Collected data entries:
= = = = = = =
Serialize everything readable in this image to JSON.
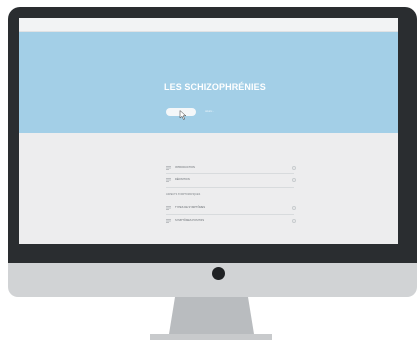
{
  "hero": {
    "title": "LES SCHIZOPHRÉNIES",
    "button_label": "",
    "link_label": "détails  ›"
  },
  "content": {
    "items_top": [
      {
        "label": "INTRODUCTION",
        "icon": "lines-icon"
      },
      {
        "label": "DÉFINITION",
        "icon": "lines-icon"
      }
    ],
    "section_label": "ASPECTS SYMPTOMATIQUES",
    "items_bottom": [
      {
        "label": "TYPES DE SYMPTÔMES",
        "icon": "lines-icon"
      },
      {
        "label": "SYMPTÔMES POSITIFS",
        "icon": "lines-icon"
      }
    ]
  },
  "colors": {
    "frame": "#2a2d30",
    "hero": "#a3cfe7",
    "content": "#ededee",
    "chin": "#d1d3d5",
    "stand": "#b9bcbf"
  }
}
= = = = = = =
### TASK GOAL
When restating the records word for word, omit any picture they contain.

### SOLUTION TO THE EXERCISE
Serialize everything readable in this image to JSON.
{
  "hero": {
    "title": "LES SCHIZOPHRÉNIES",
    "button_label": "",
    "link_label": "détails  ›"
  },
  "content": {
    "items_top": [
      {
        "label": "INTRODUCTION",
        "icon": "lines-icon"
      },
      {
        "label": "DÉFINITION",
        "icon": "lines-icon"
      }
    ],
    "section_label": "ASPECTS SYMPTOMATIQUES",
    "items_bottom": [
      {
        "label": "TYPES DE SYMPTÔMES",
        "icon": "lines-icon"
      },
      {
        "label": "SYMPTÔMES POSITIFS",
        "icon": "lines-icon"
      }
    ]
  },
  "colors": {
    "frame": "#2a2d30",
    "hero": "#a3cfe7",
    "content": "#ededee",
    "chin": "#d1d3d5",
    "stand": "#b9bcbf"
  }
}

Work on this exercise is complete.